Forty-five years ago this month, the first humans walked on the moon. It was during an era of the space race between the United States and the Soviet Union. World politics have changed since then and -- as Elizabeth Lee reports -- so has the nature of space exploration.
Video

Video Chicago’s Argonne Lab Developing Battery of the Future

In 2012, the U.S. Department of Energy’s Office of Science awarded a $120 million grant to a new technology center focused on battery development - headquartered at Argonne National Laboratory in suburban Chicago, Illinois. As VOA’s Kane Farabaugh reports, there scientists are making the next technological breakthroughs in energy storage.
Video

Video In NW Pakistan, Army Offensive Causes Massive Number of Displaced

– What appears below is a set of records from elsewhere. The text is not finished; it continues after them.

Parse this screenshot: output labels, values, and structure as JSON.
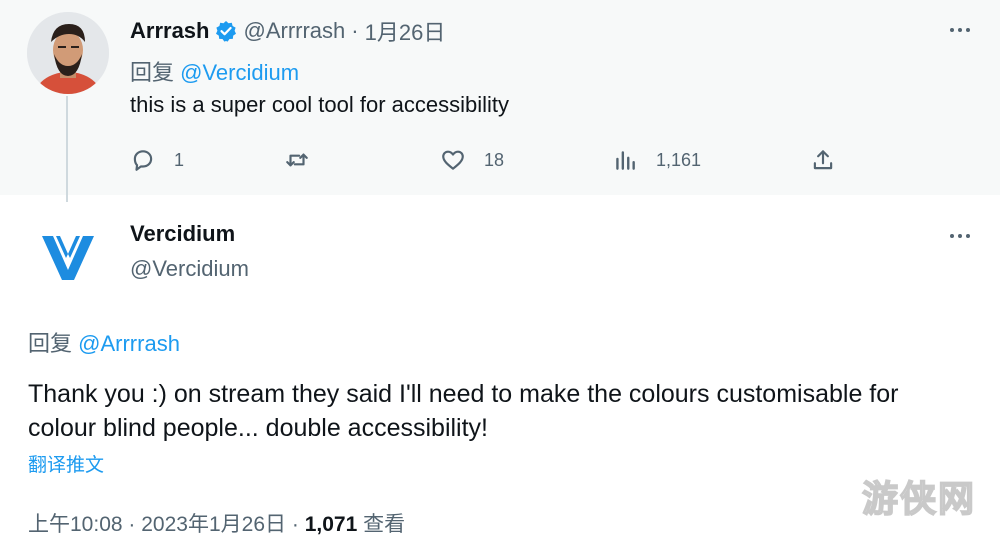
{
  "reply_tweet": {
    "display_name": "Arrrash",
    "handle": "@Arrrrash",
    "separator": "·",
    "date": "1月26日",
    "reply_to_prefix": "回复",
    "reply_to_handle": "@Vercidium",
    "text": "this is a super cool tool for accessibility",
    "actions": {
      "reply_count": "1",
      "retweet_count": "",
      "like_count": "18",
      "views_count": "1,161"
    },
    "icons": {
      "reply": "speech-bubble-icon",
      "retweet": "retweet-arrows-icon",
      "like": "heart-icon",
      "views": "bar-chart-icon",
      "share": "share-upload-icon",
      "verified": "verified-badge-icon",
      "more": "more-dots-icon"
    },
    "colors": {
      "verified": "#1d9bf0",
      "background": "#f7f9f9"
    }
  },
  "main_tweet": {
    "display_name": "Vercidium",
    "handle": "@Vercidium",
    "reply_to_prefix": "回复",
    "reply_to_handle": "@Arrrrash",
    "text": "Thank you :) on stream they said I'll need to make the colours customisable for colour blind people... double accessibility!",
    "translate_label": "翻译推文",
    "time": "上午10:08",
    "separator": "·",
    "date": "2023年1月26日",
    "views_count": "1,071",
    "views_label": "查看",
    "logo_icon": "vercidium-logo-icon",
    "colors": {
      "logo": "#1d8ce0",
      "link": "#1d9bf0"
    }
  },
  "watermark": "游侠网"
}
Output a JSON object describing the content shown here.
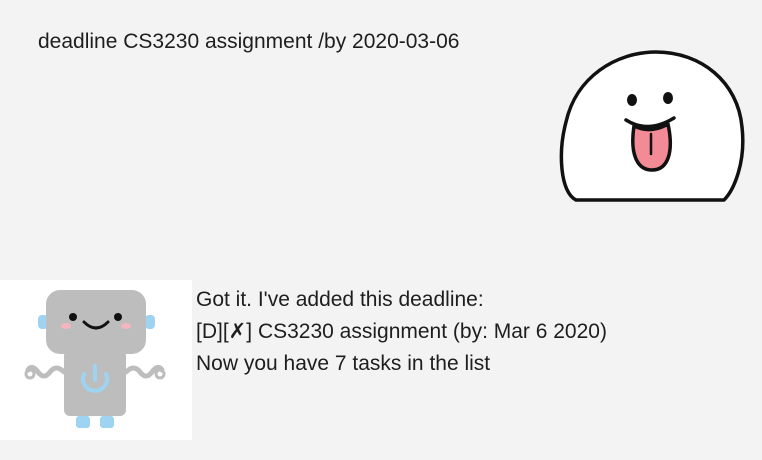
{
  "user_message": {
    "text": "deadline CS3230 assignment /by 2020-03-06",
    "avatar_icon": "tongue-out-face-icon"
  },
  "bot_message": {
    "avatar_icon": "robot-power-icon",
    "line1": "Got it. I've added this deadline:",
    "line2_prefix": "[D][",
    "line2_mark": "✗",
    "line2_suffix": "] CS3230 assignment (by: Mar 6 2020)",
    "line3": "Now you have 7 tasks in the list"
  },
  "colors": {
    "background": "#f3f3f3",
    "text": "#1e1e1e",
    "robot_body": "#bdbdbd",
    "robot_accent": "#9fd3f2",
    "tongue": "#f28b95"
  }
}
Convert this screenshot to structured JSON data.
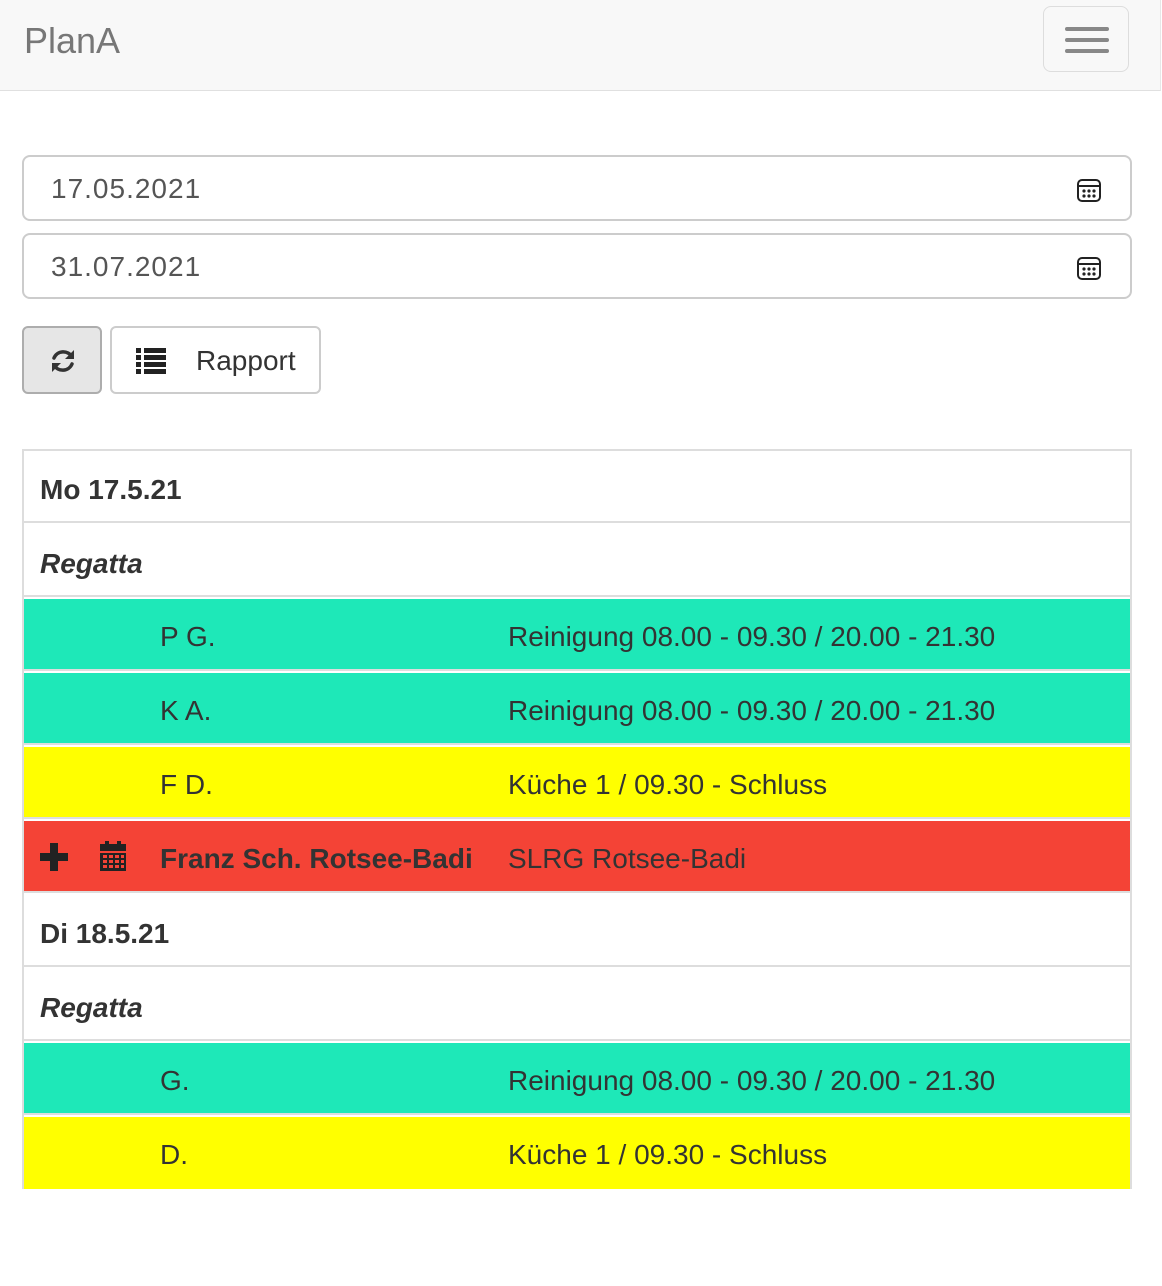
{
  "navbar": {
    "brand": "PlanA"
  },
  "filters": {
    "from_date": "17.05.2021",
    "to_date": "31.07.2021"
  },
  "toolbar": {
    "report_label": "Rapport"
  },
  "colors": {
    "green": "#1ee8b8",
    "yellow": "#ffff00",
    "red": "#f44336"
  },
  "days": [
    {
      "date": "Mo 17.5.21",
      "event": "Regatta",
      "entries": [
        {
          "name": "P G.",
          "task": "Reinigung 08.00 - 09.30 / 20.00 - 21.30",
          "color": "green"
        },
        {
          "name": "K A.",
          "task": "Reinigung 08.00 - 09.30 / 20.00 - 21.30",
          "color": "green"
        },
        {
          "name": "F D.",
          "task": "Küche 1 / 09.30 - Schluss",
          "color": "yellow"
        },
        {
          "name": "Franz Sch. Rotsee-Badi",
          "task": "SLRG Rotsee-Badi",
          "color": "red"
        }
      ]
    },
    {
      "date": "Di 18.5.21",
      "event": "Regatta",
      "entries": [
        {
          "name": "G.",
          "task": "Reinigung 08.00 - 09.30 / 20.00 - 21.30",
          "color": "green"
        },
        {
          "name": "D.",
          "task": "Küche 1 / 09.30 - Schluss",
          "color": "yellow"
        }
      ]
    }
  ]
}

Pakistan’s army offensive in North Waziristan has resulted in the large-scale displacement of the local population. VOA's Ayaz Gul reports from northwest Pakistan where authorities say around 80 percent of the estimated 1 million internally displaced persons [IDPs] have settled in Bannu district, while much of the remaining 20 percent are scattered in nearby cities.
Video

Video Kurdish Peshmerga Force Secures Kirkuk, Its Oil

The Kurdistan regional government has sent its Peshmerga troops into the adjacent province of Kirkuk to drive out insurgents, and to secure the area's rich oil fields. By doing this, the regional government has added a fourth province to the three it officially controls. The oil also provides revenue that could make an independent Kurdistan economically strong. VOA’s Jeffrey Young went out with the Peshmerga and filed this report.
Video

Video Malaysia Reeling: Second Air Disaster in Four Months

Malaysia is reeling from the second air disaster in four months involving the country’s flag carrier. Flight 340 vanished in March and despite an extensive search, no debris has been found. And on Thursday, Flight 17, likely hit by a surface-to-air missile, came apart over eastern Ukraine. The two incidents together have left more than 500 people dead. VOA Correspondent Steve Herman reports from Kuala Lumpur.

AppleAndroid